progress, the project's geneticists are finding they must first
navigate an unfamiliar tangle of political, religious and personal

Pierre Zalloua, the project director in the Middle East, faces
suspicion that he is an emissary of an opposing camp trying to prove
their lineages are not important. Himla Soodyall, the project's South
African director, finds herself trying to explain to people who worship
their ancestors what more her research could add. In Australia, some
aboriginal groups have refused to cooperate.

But among the 10 geneticists the society has given the task of
collecting 10,000 samples each by the spring of 2010, Theodore G.
Schurr, the project's North American director, is in last place. Fewer
than 100 vials of DNA occupy a small plastic box in his laboratory's
large freezer at the University of Pennsylvania, where he is an
assistant professor of anthropology. And at the request of the Alaska
review board, he has sent back the 50 or so samples that he collected
in Alaska to be stored in a specimen bank under its care until he can
satisfy their concerns.

American Indians, Dr. Schurr says, hold the answer to one of the more
notable gaps in the prehistoric migration map. Although most scientists
accept that the first Americans came across the Bering Strait land
bridge that connected Siberia and Alaska some 20,000 years ago, there
is no proof of precisely where those travelers came from, and the route
they took south once they arrived.

Comparing the DNA of large numbers of American Indians might reveal
whether their ancestors were from a single founding population, and
when they reached the Americas. And knowing the routes and timing of
migrations within the Americas would provide a foundation for studying
how people came to be so different so quickly.

But almost every federally recognized tribe in North America has
declined or ignored Dr. Schurr's invitation to take part. "What the
scientists are trying to prove is that we're the same as the Pilgrims
except we came over several thousand years before" said Maurice Foxx,
chairman of the Massachusetts Commission on Indian Affairs and a member
of the Mashpee Wampanoag. "Why should we give them that openly?".

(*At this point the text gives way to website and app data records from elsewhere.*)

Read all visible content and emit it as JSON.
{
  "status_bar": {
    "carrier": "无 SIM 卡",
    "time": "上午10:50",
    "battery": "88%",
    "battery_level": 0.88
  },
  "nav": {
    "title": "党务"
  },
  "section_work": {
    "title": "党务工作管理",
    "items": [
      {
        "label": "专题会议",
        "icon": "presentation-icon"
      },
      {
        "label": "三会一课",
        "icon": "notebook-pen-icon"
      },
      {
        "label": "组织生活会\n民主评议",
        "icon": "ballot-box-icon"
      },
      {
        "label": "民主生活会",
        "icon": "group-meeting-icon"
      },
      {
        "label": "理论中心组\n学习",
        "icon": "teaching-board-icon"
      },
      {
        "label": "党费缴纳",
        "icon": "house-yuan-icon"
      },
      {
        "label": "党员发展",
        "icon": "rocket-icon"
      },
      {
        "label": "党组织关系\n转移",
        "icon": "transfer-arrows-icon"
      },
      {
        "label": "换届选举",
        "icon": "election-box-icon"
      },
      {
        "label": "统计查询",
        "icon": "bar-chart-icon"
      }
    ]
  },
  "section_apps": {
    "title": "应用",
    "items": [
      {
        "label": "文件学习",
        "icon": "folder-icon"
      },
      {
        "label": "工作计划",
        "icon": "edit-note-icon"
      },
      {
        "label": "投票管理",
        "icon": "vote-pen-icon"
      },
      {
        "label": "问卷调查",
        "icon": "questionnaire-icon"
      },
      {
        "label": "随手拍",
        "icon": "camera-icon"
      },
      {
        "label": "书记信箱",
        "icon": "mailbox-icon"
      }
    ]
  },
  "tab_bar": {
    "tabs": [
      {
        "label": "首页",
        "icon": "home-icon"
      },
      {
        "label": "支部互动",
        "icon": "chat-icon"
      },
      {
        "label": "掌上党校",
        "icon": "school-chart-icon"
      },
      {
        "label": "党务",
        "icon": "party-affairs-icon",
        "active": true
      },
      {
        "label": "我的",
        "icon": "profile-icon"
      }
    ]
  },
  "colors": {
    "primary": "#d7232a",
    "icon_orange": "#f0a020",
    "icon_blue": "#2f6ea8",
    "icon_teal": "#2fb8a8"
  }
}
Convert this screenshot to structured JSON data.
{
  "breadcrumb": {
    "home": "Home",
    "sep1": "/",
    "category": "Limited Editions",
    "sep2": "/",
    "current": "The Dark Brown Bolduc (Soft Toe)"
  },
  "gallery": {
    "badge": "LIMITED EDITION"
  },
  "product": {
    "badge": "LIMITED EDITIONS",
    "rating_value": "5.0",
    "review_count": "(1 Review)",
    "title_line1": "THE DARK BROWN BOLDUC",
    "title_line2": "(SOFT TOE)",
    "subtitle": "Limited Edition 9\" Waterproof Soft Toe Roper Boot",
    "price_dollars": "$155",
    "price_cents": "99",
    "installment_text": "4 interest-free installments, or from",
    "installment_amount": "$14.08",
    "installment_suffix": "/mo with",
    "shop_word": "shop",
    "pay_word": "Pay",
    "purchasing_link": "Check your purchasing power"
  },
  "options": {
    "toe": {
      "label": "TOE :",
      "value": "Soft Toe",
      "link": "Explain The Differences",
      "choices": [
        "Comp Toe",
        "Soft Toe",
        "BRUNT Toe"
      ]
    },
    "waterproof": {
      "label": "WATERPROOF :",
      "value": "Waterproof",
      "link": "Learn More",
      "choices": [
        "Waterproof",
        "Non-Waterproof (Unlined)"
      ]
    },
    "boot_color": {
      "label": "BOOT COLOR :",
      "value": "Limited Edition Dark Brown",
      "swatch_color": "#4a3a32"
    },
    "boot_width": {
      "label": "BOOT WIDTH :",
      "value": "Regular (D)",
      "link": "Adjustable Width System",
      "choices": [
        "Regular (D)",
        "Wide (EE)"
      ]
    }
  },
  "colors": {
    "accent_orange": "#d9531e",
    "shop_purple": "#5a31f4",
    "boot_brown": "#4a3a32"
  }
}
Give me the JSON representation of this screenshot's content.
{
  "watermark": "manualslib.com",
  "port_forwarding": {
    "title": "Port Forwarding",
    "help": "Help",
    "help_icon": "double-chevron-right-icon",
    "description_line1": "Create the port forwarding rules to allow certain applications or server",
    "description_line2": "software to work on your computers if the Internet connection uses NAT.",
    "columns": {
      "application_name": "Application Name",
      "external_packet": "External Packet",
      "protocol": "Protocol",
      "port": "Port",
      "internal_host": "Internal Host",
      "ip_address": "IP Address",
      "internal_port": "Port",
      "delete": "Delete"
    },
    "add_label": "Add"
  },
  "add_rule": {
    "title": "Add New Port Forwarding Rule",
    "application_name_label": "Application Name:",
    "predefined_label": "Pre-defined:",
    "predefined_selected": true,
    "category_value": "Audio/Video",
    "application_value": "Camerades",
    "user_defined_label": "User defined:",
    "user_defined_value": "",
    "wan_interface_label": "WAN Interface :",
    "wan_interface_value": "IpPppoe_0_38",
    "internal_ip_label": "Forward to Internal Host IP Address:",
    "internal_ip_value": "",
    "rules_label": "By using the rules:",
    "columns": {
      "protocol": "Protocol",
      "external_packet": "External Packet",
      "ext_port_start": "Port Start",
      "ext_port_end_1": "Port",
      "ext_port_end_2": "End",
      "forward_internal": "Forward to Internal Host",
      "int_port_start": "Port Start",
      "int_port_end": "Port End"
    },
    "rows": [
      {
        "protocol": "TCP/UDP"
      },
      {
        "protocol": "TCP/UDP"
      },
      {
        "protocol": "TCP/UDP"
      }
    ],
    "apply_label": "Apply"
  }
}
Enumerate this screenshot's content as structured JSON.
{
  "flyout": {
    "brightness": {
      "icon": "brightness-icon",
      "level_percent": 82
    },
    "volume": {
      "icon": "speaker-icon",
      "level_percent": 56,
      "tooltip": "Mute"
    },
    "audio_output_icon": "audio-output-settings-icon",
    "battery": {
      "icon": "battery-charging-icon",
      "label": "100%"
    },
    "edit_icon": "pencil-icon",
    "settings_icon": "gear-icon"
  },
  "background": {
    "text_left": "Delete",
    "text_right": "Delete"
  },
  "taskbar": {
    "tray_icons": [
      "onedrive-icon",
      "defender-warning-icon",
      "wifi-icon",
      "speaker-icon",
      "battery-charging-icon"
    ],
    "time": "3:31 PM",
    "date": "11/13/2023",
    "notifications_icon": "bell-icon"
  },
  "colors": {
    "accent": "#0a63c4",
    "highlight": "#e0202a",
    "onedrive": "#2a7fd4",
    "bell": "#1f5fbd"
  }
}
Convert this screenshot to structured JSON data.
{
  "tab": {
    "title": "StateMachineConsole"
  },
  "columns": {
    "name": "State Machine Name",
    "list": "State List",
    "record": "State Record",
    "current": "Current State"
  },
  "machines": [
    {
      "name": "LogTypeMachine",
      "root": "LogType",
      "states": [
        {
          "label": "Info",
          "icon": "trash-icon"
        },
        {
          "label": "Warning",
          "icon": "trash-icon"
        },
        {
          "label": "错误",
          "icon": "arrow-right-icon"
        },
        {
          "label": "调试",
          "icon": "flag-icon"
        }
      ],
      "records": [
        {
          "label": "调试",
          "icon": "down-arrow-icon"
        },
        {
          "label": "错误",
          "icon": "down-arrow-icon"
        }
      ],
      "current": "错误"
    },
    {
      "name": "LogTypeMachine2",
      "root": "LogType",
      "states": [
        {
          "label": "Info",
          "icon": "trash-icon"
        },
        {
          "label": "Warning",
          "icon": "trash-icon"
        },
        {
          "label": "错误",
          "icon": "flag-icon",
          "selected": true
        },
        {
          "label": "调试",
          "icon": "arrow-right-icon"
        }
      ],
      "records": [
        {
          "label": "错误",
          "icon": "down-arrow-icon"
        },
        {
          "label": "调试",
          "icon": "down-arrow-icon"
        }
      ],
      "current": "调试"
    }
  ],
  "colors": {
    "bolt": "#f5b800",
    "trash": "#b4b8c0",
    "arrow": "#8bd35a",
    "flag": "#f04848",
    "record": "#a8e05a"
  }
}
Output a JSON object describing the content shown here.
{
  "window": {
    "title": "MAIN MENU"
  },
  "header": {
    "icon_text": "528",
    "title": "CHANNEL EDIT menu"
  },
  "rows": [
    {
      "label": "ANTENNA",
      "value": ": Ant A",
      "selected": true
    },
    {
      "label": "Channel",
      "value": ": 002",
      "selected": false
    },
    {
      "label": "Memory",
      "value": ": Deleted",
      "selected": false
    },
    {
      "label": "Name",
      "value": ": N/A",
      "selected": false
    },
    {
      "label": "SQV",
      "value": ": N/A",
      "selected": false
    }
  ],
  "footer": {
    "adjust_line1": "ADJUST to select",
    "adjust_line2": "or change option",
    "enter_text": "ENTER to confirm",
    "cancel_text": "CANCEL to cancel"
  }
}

Some American Indians trace their suspicions to the experience of the
Havasupai Tribe, whose members gave DNA for a diabetes study that
University of Arizona researchers later used to link the tribe's
ancestors to Asia. To tribe members raised to believe the Grand Canyon
is humanity's birthplace, the suggestion that their own DNA says
otherwise was deeply disturbing.

When Dr. Schurr was finally invited to a handful of villages in Alaska,
he eagerly accepted. But by the time he reached South Naknek, a tiny
native village on the Alaska Peninsula, to report his analysis of the
DNA he had taken on an earlier mission, the Alaska review board had
complained to his university supervisors.

The consent form all volunteers must sign, the Alaska board said,
should contain greater detail about the risks, including the fact that
the DNA would be stored in a database linked to tribal information.

Dr. Schurr's latest attempt at a revised form is to be reviewed this
month by the board in Alaska and the by University of Pennsylvania
board supervising the project.

In the meantime, his early results have surprised some of the Alaskans
who gave him their DNA. In South Naknek, Lorianne Rawson, 42, found out
her DNA contradicted what she had always believed. She was not
descended from the Aleuts, her test results suggested, but from their
one-time enemies, the Yup'ik Eskimos.

The link to the Yup'iks, Ms. Rawson said, only made her more curious.
"We want them to do more research" she added, offering Dr. Schurr more
relatives to be tested.

But she will have to wait.

Copyright 2006 The New York Times Company